The Wall Street Journal took a step in this direction by noting in an editorial that a struggling lithium-ion battery maker subsidized by the Obama administration also received handouts from the State of Indiana. The editorial chides the administration for having “made a habit of investing your cash in their clunkers.” A series of investigations from WTHR-TV in Indianapolis has demonstrated that the administration of Indiana Gov. Mitch Daniels shares that same bad habit (see here).
The Journal editorial’s concluding lines correctly sum up the problem with government subsidies to businesses:
Better to leave commercial financing decisions to private investors and bankers who are likely to take more care with their own money. Politicians write the press releases first and worry about the taxpayer losses later.
As I’ve previously discussed, it was my experience as a state budget official in the Daniels administration that led me to coin the phrase “press release economics” to describe these subsidies.
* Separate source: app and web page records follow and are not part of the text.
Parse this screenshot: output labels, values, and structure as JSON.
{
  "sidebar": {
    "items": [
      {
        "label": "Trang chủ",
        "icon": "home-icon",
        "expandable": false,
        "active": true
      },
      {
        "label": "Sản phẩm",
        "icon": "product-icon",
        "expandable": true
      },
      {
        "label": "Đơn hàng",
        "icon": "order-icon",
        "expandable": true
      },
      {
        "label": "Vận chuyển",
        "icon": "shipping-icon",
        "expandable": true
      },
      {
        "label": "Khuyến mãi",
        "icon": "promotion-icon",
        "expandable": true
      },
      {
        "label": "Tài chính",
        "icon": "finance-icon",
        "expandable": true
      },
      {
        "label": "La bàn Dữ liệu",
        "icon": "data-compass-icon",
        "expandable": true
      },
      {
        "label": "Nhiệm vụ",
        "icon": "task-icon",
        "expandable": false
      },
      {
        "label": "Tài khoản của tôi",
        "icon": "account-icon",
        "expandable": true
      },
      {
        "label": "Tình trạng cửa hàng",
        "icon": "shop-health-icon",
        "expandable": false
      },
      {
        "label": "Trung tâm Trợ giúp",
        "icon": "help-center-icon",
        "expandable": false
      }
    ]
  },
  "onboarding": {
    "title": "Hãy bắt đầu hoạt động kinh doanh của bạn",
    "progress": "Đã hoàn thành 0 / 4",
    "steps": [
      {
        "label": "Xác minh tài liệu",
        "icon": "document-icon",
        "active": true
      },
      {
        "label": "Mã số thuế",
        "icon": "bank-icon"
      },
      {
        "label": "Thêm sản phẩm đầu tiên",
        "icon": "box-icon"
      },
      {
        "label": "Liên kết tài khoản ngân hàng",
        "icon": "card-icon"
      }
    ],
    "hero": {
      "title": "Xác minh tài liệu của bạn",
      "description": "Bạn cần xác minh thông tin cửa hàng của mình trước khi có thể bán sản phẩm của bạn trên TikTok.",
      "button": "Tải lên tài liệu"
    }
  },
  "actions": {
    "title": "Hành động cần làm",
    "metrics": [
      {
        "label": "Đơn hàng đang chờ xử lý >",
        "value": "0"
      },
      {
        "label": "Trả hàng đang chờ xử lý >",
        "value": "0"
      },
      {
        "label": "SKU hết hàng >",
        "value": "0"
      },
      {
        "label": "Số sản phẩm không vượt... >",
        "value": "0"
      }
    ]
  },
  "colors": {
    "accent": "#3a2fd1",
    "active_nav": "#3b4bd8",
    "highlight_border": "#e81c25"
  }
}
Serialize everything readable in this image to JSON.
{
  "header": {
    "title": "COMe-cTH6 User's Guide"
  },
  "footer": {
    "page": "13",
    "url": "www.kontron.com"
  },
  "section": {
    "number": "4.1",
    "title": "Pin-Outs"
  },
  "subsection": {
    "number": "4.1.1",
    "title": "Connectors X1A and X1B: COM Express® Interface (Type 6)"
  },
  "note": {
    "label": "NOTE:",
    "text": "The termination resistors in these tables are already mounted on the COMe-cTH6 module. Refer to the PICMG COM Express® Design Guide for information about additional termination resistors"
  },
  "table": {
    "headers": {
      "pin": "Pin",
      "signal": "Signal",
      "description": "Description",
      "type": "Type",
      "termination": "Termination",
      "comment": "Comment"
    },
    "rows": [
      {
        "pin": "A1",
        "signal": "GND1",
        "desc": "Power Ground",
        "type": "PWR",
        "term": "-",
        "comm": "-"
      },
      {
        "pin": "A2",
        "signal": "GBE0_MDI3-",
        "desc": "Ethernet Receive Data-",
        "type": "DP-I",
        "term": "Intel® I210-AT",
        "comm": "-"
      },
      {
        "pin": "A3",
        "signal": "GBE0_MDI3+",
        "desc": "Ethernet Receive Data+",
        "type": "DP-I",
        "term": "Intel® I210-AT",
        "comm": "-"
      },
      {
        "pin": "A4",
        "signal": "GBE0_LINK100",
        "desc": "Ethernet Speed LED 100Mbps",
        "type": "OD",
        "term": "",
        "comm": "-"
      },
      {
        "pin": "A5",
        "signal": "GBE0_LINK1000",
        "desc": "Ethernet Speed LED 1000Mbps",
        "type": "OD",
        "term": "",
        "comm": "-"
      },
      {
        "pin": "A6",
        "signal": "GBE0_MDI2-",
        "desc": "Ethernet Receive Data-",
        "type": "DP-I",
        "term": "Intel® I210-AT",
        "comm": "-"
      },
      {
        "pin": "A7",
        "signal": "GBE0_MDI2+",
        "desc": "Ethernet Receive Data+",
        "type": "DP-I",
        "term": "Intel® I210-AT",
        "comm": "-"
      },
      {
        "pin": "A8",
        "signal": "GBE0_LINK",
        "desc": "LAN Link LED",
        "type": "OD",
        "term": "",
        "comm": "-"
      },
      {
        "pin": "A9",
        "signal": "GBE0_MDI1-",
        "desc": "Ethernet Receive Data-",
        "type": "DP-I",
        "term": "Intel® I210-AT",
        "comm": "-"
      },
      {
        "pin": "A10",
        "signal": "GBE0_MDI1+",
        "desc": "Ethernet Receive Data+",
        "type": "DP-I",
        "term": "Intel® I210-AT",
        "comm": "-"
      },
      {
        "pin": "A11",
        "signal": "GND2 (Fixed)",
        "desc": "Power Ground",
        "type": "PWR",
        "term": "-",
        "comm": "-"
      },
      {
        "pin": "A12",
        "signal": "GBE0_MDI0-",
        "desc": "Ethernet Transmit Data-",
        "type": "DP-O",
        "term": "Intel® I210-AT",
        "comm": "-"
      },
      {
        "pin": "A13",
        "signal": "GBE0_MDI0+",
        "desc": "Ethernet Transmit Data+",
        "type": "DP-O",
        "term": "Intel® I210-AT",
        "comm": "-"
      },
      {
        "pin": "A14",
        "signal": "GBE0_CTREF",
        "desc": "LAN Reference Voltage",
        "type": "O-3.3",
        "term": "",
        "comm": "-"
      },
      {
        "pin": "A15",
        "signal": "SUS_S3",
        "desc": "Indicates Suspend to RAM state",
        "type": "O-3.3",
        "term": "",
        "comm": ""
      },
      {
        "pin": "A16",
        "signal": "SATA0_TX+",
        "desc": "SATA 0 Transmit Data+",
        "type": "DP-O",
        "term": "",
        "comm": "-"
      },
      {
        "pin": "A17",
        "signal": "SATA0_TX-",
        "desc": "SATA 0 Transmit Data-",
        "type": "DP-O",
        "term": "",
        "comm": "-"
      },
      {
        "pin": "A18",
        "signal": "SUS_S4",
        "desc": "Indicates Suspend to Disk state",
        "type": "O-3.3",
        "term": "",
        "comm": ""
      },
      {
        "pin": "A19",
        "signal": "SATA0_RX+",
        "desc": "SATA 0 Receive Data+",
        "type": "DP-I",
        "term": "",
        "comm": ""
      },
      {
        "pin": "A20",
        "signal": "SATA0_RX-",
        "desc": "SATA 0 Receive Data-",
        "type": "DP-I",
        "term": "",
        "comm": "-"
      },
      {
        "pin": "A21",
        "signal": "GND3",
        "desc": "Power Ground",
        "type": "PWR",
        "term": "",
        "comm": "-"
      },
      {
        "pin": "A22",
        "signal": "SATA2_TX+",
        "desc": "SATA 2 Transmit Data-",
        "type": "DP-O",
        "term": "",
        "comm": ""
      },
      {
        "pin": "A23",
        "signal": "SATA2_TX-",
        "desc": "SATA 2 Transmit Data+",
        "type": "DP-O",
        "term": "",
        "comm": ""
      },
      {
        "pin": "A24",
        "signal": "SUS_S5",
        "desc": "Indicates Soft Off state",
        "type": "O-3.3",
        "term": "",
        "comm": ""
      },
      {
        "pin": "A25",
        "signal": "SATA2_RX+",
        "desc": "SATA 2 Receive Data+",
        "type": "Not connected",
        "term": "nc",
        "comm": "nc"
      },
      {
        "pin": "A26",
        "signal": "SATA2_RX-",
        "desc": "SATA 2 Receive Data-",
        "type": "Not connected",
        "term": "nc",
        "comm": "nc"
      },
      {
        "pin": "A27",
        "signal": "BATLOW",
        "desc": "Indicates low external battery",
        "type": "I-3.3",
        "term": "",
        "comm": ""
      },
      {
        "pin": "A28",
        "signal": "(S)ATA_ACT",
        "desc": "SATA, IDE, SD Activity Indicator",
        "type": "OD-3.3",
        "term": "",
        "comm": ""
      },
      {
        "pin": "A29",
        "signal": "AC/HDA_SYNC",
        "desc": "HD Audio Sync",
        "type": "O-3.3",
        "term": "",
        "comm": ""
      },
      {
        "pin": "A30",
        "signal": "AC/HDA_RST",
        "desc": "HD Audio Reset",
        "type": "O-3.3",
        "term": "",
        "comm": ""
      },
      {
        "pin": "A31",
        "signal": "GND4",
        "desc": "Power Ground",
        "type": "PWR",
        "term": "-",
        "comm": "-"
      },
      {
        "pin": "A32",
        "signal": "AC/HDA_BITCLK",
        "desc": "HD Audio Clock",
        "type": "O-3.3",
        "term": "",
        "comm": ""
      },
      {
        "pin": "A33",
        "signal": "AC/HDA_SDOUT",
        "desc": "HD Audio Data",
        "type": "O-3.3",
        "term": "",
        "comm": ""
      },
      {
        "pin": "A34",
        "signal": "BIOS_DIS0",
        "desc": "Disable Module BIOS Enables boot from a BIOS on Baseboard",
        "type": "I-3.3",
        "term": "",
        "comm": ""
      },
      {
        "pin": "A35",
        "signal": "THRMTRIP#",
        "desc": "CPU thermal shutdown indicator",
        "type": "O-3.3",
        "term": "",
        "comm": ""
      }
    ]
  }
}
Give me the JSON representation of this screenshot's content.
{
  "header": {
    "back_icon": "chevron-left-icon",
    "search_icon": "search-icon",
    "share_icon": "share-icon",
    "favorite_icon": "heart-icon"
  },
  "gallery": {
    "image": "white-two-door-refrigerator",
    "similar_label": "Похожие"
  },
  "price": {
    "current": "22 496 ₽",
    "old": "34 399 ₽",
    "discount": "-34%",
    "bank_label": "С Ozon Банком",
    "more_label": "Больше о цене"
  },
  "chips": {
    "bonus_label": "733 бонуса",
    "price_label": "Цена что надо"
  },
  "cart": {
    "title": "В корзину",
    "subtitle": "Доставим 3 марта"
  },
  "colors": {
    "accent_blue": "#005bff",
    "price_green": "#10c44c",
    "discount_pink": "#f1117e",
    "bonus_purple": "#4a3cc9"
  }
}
Indeed, WTHR’s investigations of the Indiana Economic Development Corporation showed that the Daniels administration was adept at taking credit for “creating jobs” that never materialized.Details